Does C07’s liquid assets cover its short-term commitments?

Looking at C07’s US$9.8b in current liabilities, it seems that the business has been able to meet these obligations given the level of current assets of US$10b, with a current ratio of 1.03x. The current ratio is the number you get when you divide current assets by current liabilities. Generally, for Retail Distributors companies, this is a reasonable ratio since there's a sufficient cash cushion without leaving too much capital idle or in low-earning investments.

SGX:C07 Historical Debt, April 17th 2019

Is C07’s debt level acceptable?

C07 is a relatively highly levered company with a debt-to-equity of 55%. This is not unusual for large-caps since debt tends to be less expensive than equity because interest payments are tax deductible. Accordingly, large companies often have an advantage over small-caps through lower cost of capital due to cheaper financing. By measuring how many times C07’s earnings can cover interest payments, we can evaluate whether its level of debt is sustainable or not. A company generating earnings after interest and tax at least three times its net interest payments is considered financially sound. For C07, the ratio of 19.5x suggests that interest is comfortably covered. Large-cap investments like C07 are often believed to be a safe investment due to their ability to pump out ample earnings multiple times its interest payments.

Next Steps:

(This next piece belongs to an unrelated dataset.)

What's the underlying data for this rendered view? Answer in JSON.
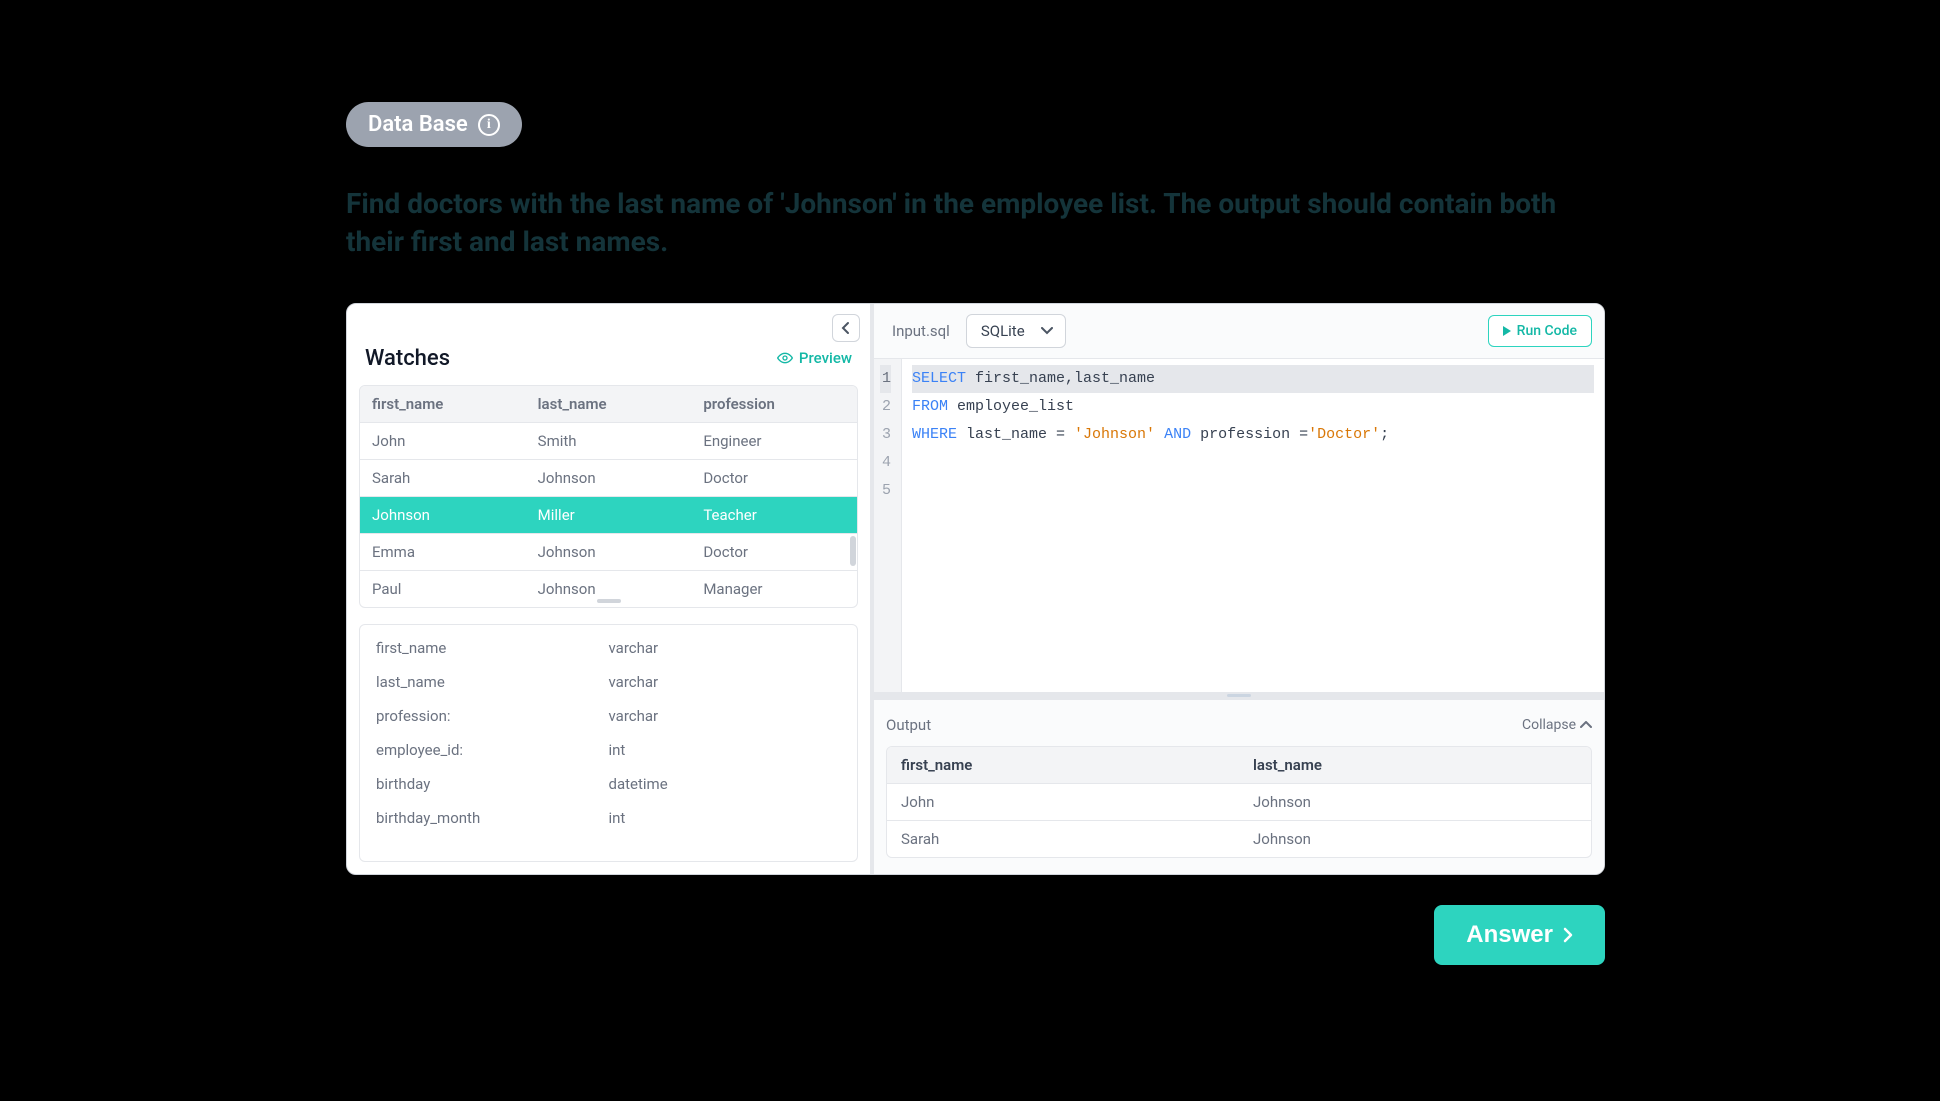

C07’s high cash coverage means that, although its debt levels are high, the company is able to utilise its borrowings efficiently in order to generate cash flow. Since there is also no concerns around C07's liquidity needs, this may be its optimal capital structure for the time being. Keep in mind I haven't considered other factors such as how C07 has been performing in the past. I recommend you continue to research Jardine Cycle & Carriage to get a more holistic view of the large-cap by looking at:

  1. Future Outlook: What are well-informed industry analysts predicting for C07’s future growth? Take a look at our free research report of analyst consensus for C07’s outlook.
  2. Valuation: What is C07 worth today? Is the stock undervalued, even when its growth outlook is factored into its intrinsic value? The intrinsic value infographic in our free research report helps visualize whether C07 is currently mispriced by the market.
  3. Other High-Performing Stocks: Are there other stocks that provide better prospects with proven track records? Explore our free list of these great stocks here.

We aim to bring you long-term focused research analysis driven by fundamental data. Note that our analysis may not factor in the latest price-sensitive company announcements or qualitative material.

If you spot an error that warrants correction, please contact the editor at editorial-team@simplywallst.com. This article by Simply Wall St is general in nature. It does not constitute a recommendation to buy or sell any stock, and does not take account of your objectives, or your financial situation. Simply Wall St has no position in the stocks mentioned. Thank you for reading.